Exercise goal – Please write every entry out again, exactly as it reads below.
Data for review Block Start
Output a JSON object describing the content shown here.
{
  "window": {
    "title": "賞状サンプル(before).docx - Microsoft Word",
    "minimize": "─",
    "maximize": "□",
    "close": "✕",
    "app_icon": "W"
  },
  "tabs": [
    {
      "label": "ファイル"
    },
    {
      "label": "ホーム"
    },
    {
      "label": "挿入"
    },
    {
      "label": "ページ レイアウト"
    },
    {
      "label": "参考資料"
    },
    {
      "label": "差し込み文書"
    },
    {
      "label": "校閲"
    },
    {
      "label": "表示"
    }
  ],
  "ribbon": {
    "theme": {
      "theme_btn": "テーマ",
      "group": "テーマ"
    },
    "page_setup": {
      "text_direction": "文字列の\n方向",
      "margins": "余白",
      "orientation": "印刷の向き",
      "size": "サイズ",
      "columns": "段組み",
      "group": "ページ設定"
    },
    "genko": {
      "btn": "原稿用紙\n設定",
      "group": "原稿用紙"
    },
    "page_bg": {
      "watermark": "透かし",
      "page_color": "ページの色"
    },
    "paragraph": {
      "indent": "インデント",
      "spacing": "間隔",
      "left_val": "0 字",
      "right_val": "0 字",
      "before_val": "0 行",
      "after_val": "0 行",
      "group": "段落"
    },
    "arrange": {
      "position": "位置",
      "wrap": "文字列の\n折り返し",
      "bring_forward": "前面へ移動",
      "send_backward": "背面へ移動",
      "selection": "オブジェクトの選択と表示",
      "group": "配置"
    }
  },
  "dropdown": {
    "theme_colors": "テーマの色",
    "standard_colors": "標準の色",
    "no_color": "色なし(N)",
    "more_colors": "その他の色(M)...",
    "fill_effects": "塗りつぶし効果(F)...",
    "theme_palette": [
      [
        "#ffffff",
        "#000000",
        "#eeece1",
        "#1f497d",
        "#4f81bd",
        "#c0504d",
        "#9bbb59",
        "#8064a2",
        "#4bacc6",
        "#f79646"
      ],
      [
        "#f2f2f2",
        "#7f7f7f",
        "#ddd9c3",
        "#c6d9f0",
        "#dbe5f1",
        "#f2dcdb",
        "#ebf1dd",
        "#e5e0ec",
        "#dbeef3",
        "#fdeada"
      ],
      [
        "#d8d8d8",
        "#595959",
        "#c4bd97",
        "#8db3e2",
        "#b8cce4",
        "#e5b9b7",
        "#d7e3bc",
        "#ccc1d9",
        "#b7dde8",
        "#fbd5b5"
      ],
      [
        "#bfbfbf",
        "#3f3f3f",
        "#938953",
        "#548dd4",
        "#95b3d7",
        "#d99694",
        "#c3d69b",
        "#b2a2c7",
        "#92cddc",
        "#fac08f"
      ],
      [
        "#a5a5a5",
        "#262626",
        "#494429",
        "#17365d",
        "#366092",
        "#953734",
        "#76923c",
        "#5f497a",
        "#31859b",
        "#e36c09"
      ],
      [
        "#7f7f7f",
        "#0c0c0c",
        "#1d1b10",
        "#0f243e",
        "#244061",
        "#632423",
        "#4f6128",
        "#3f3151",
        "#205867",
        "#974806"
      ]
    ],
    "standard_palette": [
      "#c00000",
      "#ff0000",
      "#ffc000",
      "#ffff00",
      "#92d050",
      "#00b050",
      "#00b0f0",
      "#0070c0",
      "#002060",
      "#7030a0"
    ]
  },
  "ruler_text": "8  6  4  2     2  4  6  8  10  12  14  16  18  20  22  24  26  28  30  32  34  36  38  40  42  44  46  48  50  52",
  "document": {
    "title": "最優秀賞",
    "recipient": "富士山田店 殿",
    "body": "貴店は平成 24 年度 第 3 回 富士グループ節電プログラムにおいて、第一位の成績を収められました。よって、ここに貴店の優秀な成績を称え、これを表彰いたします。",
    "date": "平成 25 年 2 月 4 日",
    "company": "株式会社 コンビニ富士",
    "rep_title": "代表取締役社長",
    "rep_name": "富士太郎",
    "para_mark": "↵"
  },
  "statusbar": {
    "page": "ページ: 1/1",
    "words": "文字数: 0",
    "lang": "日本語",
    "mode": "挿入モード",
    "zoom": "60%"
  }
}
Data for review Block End
Solved problem –
Output a JSON object describing the content shown here.
{
  "window": {
    "title": "賞状サンプル(before).docx - Microsoft Word",
    "minimize": "─",
    "maximize": "□",
    "close": "✕",
    "app_icon": "W"
  },
  "tabs": [
    {
      "label": "ファイル"
    },
    {
      "label": "ホーム"
    },
    {
      "label": "挿入"
    },
    {
      "label": "ページ レイアウト"
    },
    {
      "label": "参考資料"
    },
    {
      "label": "差し込み文書"
    },
    {
      "label": "校閲"
    },
    {
      "label": "表示"
    }
  ],
  "ribbon": {
    "theme": {
      "theme_btn": "テーマ",
      "group": "テーマ"
    },
    "page_setup": {
      "text_direction": "文字列の\n方向",
      "margins": "余白",
      "orientation": "印刷の向き",
      "size": "サイズ",
      "columns": "段組み",
      "group": "ページ設定"
    },
    "genko": {
      "btn": "原稿用紙\n設定",
      "group": "原稿用紙"
    },
    "page_bg": {
      "watermark": "透かし",
      "page_color": "ページの色"
    },
    "paragraph": {
      "indent": "インデント",
      "spacing": "間隔",
      "left_val": "0 字",
      "right_val": "0 字",
      "before_val": "0 行",
      "after_val": "0 行",
      "group": "段落"
    },
    "arrange": {
      "position": "位置",
      "wrap": "文字列の\n折り返し",
      "bring_forward": "前面へ移動",
      "send_backward": "背面へ移動",
      "selection": "オブジェクトの選択と表示",
      "group": "配置"
    }
  },
  "dropdown": {
    "theme_colors": "テーマの色",
    "standard_colors": "標準の色",
    "no_color": "色なし(N)",
    "more_colors": "その他の色(M)...",
    "fill_effects": "塗りつぶし効果(F)...",
    "theme_palette": [
      [
        "#ffffff",
        "#000000",
        "#eeece1",
        "#1f497d",
        "#4f81bd",
        "#c0504d",
        "#9bbb59",
        "#8064a2",
        "#4bacc6",
        "#f79646"
      ],
      [
        "#f2f2f2",
        "#7f7f7f",
        "#ddd9c3",
        "#c6d9f0",
        "#dbe5f1",
        "#f2dcdb",
        "#ebf1dd",
        "#e5e0ec",
        "#dbeef3",
        "#fdeada"
      ],
      [
        "#d8d8d8",
        "#595959",
        "#c4bd97",
        "#8db3e2",
        "#b8cce4",
        "#e5b9b7",
        "#d7e3bc",
        "#ccc1d9",
        "#b7dde8",
        "#fbd5b5"
      ],
      [
        "#bfbfbf",
        "#3f3f3f",
        "#938953",
        "#548dd4",
        "#95b3d7",
        "#d99694",
        "#c3d69b",
        "#b2a2c7",
        "#92cddc",
        "#fac08f"
      ],
      [
        "#a5a5a5",
        "#262626",
        "#494429",
        "#17365d",
        "#366092",
        "#953734",
        "#76923c",
        "#5f497a",
        "#31859b",
        "#e36c09"
      ],
      [
        "#7f7f7f",
        "#0c0c0c",
        "#1d1b10",
        "#0f243e",
        "#244061",
        "#632423",
        "#4f6128",
        "#3f3151",
        "#205867",
        "#974806"
      ]
    ],
    "standard_palette": [
      "#c00000",
      "#ff0000",
      "#ffc000",
      "#ffff00",
      "#92d050",
      "#00b050",
      "#00b0f0",
      "#0070c0",
      "#002060",
      "#7030a0"
    ]
  },
  "ruler_text": "8  6  4  2     2  4  6  8  10  12  14  16  18  20  22  24  26  28  30  32  34  36  38  40  42  44  46  48  50  52",
  "document": {
    "title": "最優秀賞",
    "recipient": "富士山田店 殿",
    "body": "貴店は平成 24 年度 第 3 回 富士グループ節電プログラムにおいて、第一位の成績を収められました。よって、ここに貴店の優秀な成績を称え、これを表彰いたします。",
    "date": "平成 25 年 2 月 4 日",
    "company": "株式会社 コンビニ富士",
    "rep_title": "代表取締役社長",
    "rep_name": "富士太郎",
    "para_mark": "↵"
  },
  "statusbar": {
    "page": "ページ: 1/1",
    "words": "文字数: 0",
    "lang": "日本語",
    "mode": "挿入モード",
    "zoom": "60%"
  }
}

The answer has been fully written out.